Post obsolescence: derelict checkpoints give me hope for humanity

Had I blinked, I would have missed it.  We approached the German-French border at nearly 100mph, and our speed dipped not one jot as we drove from one country to the next.  The Rhine, still watched but no longer warred over, provides a visual reminder that this is one of Europe’s great divides, but the border posts, check points and barriers have disappeared.  Even the kind of ‘Welcome to…’ signs with which British local authorities mark their boundaries are absent from many points where Gauls and Teutons abut.

Returning to Germany a few days later, I did notice the former checkpoint.  Not more than 20 years old, the building is boarded up and distinguished only by a thick layer of dirt.

Europe’s unguarded borders are the result of the Schengen Agreement of 1985.  Now covering 26 countries, it has led to the gradual whittling away of identity checks.  Today 400 million citizens move within an area of 1.6 million square miles as though it was one country.  With border crossing so easy, it is hardly surprising that big retailers along many borders advertise on both sides and employ staff specially to serve the ‘guest shoppers’.  Commuting to work in a neighboring country is increasingly common and 17% of EU citizens expect to work abroad at some point in their lifetimes.

There is some residual skepticism about life without checkpoints, of course.  Nicolas Sarkozy voiced just such concerns in his 2012 re-election campaign.  One upshot of his defeat is that free movement still has the upper hand.

The contrast with my passage between Montenegro and Croatia a few weeks earlier was stark.  Twenty five years ago you could drive between these former Yugoslavian republics just as you can today between Germany and France.  The fraught break up of General Tito’s federation brought that traffic to an abrupt halt.

Today all who wish to journey between these former sister republics have their credentials scrupulously checked twice, no matter how frequently they make the journey.  At both, checkpoints, motorists shut down their engines and submit passports, insurance documents and vehicle registration certificates.  All are scrutinised with a seemingly angry ferocity by armed officials.  If your paperwork is found wanting, passage is denied.  Vehicles are also routinely searched.  I watched one apparently holidaying family with ‘GB’ plates emptying their packed boot of childrens’ toys for an item-by-item inspection.

A Montenegrin friend, in his 50s, told me that, despite living within 10 miles of the Dubrovnik, he couldn’t think of a single person of his acquaintance who worked in Croatia.  Its not surprising.
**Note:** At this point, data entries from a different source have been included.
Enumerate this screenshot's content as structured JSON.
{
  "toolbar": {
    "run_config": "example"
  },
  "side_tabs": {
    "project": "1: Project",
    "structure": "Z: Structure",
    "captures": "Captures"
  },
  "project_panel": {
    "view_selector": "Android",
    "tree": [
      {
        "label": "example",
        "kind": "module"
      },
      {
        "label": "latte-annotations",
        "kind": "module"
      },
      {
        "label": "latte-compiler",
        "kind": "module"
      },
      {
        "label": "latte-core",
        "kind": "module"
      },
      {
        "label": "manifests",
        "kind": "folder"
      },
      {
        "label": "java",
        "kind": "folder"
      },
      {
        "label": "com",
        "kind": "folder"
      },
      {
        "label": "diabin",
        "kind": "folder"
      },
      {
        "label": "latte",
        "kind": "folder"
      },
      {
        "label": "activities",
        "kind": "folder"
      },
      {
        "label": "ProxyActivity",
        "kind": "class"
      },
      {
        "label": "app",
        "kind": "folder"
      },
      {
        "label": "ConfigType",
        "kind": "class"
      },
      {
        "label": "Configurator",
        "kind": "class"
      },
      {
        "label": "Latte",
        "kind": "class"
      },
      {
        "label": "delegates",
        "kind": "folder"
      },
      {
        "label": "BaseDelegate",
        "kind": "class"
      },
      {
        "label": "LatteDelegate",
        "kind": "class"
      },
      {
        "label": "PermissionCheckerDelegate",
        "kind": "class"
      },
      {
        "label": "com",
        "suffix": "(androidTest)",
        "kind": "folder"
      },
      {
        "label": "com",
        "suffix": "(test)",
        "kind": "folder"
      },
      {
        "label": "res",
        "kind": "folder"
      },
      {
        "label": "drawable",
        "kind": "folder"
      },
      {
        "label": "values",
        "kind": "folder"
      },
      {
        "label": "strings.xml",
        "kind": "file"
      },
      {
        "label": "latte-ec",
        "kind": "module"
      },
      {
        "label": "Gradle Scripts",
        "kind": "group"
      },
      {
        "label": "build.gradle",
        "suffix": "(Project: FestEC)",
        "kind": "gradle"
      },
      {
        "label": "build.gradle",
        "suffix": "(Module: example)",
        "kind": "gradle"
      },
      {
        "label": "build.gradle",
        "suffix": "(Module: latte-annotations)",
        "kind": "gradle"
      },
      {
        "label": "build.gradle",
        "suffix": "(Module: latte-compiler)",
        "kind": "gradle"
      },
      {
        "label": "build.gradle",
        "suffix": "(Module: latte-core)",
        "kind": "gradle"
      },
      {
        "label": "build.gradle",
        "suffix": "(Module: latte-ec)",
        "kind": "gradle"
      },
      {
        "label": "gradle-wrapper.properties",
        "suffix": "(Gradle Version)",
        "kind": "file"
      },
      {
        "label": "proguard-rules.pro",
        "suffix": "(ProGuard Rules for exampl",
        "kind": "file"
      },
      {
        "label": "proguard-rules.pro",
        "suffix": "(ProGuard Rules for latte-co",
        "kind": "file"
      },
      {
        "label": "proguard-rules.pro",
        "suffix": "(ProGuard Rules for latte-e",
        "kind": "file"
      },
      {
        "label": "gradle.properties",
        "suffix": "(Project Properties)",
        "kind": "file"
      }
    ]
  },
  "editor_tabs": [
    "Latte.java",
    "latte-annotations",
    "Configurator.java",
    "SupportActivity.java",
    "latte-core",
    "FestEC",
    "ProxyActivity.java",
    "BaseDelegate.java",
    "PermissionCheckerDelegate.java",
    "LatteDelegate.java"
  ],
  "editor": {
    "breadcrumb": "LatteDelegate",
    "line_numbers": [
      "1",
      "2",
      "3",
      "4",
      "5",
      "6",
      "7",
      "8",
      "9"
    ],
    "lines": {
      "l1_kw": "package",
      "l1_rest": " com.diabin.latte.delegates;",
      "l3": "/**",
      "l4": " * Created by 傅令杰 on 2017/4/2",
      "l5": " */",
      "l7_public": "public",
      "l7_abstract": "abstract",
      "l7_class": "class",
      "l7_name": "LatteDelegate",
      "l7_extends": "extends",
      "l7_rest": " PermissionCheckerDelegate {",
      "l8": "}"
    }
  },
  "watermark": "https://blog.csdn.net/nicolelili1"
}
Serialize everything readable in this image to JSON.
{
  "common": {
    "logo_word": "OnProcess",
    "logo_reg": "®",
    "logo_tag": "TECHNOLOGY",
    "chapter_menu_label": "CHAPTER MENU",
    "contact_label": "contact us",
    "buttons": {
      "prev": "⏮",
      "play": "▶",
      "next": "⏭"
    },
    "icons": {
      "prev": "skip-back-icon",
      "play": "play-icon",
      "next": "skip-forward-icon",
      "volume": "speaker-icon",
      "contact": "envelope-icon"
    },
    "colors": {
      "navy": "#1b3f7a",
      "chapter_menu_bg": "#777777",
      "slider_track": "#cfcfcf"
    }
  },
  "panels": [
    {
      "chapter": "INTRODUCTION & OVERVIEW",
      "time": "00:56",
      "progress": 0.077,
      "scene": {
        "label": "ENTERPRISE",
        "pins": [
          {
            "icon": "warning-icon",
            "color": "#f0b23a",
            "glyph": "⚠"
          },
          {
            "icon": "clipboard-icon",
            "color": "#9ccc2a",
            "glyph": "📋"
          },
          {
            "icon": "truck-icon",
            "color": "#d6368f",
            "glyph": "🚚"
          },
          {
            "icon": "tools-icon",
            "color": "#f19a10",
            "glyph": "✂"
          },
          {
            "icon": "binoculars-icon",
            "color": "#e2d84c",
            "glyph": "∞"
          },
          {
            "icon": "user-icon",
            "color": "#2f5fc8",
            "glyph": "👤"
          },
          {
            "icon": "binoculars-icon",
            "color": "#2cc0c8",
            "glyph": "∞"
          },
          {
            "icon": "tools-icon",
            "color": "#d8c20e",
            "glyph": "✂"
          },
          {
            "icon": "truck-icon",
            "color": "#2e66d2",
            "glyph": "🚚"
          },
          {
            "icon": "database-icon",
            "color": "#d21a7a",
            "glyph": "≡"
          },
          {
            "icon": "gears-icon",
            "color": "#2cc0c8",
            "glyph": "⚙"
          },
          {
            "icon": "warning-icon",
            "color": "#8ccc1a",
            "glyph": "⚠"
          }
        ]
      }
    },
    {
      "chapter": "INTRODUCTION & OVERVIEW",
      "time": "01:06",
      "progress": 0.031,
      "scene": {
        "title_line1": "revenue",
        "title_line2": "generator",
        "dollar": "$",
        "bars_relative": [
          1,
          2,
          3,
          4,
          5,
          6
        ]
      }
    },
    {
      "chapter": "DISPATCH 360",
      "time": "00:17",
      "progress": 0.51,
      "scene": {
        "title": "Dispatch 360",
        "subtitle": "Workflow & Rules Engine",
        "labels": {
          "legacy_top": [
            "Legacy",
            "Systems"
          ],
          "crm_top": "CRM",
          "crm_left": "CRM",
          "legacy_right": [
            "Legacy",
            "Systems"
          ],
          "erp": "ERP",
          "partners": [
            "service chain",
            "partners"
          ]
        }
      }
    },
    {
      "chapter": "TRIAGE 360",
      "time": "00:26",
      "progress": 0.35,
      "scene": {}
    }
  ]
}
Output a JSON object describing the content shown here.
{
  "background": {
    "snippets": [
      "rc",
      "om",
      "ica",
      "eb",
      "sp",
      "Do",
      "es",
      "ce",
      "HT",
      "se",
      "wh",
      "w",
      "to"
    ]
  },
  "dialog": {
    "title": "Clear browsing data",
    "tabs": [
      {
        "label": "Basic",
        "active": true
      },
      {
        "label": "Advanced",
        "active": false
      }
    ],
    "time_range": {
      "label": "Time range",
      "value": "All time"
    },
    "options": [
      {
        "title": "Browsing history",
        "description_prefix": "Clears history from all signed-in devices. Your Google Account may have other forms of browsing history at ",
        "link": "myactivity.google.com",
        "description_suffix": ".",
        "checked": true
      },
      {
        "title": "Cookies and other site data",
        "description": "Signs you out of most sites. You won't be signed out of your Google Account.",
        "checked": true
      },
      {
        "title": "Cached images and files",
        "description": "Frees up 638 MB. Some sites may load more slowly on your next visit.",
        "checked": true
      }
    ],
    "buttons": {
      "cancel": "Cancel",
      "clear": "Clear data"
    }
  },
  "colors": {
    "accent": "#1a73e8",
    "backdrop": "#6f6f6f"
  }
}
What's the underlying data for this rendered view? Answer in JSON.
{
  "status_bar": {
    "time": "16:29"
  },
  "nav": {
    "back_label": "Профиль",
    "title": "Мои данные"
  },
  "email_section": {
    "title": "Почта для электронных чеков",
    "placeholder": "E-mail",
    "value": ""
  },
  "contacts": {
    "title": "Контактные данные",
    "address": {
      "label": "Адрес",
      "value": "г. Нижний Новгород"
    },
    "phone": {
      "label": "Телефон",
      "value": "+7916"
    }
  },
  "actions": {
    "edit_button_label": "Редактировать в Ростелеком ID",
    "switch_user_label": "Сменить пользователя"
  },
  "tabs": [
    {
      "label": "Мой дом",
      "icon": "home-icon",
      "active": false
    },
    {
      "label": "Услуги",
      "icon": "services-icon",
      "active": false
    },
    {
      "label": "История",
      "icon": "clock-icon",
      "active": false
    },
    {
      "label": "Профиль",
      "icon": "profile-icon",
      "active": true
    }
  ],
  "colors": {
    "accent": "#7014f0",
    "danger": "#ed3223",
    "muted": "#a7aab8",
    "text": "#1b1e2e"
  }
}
If either check point runs a bit slow, huge queues build up.  I waited for over an hour in the area between border posts one day when most of the Croatian staff were occupied searching cars.

Given the recent animosity between Montenegro and Croatia, perhaps such security is understandable.  But is also a chilling reminder of how the operation border posts signals the state of relations between the countries whose territory they enforce.

For the Balkans, however, I am optimistic.  A week after I left Croatia, it became a member of the European Union.  Montenegro has already adopted the Euro as its currency, and is a candidate for EU membership.  I suspect that, in time, there is an irresistible logic to both countries adopting the Schengen principals, thereby making journeying around former Yugoslavia as easy and relaxed as travelling in western Europe is today.

Are there any lessons from this for Britain?  I think so.  Our island frontiers will never be permeable in the way some county’s are (although there has been a land border in Ireland for nearly a century, of course).  But we are beneficiaries of European harmony in more profound ways.

A continent of tolerant neighbouring states is the greatest achievement of the European project that started in 1952 with the creation of the European Coal and Steel Community, and now finds expression in the European Union.  There may be much that is worthy of criticism in the EU – an inefficient, occasionally corrupt bureaucracy, over-enthusiastic rule-making and an essentially neo-liberal economic model.

However, the cost to this country of the twentieth century’s European wars is very nearly incalculably vast.  The headlines alone make a grim tally: 1.5 million British lives, the loss of the largest Empire the world has ever seen and debts beside which our current deficit pale.

By comparison, the costs and suggested inconvenience of the EU are laughably small beer.  Nevertheless, an apparently growing number of voters in the UK want this country to surrender our membership of the European club – thereby administering the EU its most destabilising blow in sixty years.

UK independence campaigners of all stripes base their case on a galaxy of issues – at least some, entirely bogus.  But before anyone is allowed airspace to complain about ‘straight bananas’, itinerant Bulgarians or butter mountains, the question that must be answered is this:  If we ditch the EU, what will we put in its place to guarantee peace and harmony between Europe’s nations?

Given the bewildering variety of failed initiatives designed to achieve just this during the millennium of strife that preceded the Treaty of Rome, I struggle to imagine a credible answer.  Indifference to the problem, lazy platitudes and ignorant optimism are certainly not enough.

If you want space to reflect on alternatives, I can recommend the tranquil no-man’s land that separates the borders of Croatia and Montenegro where I waited for a seeming eternity to have my passport stamped.  Hurry, though.  I suspect that this is one ugly problem that will soon be solved by the on-going miracle of inter-European co-operation.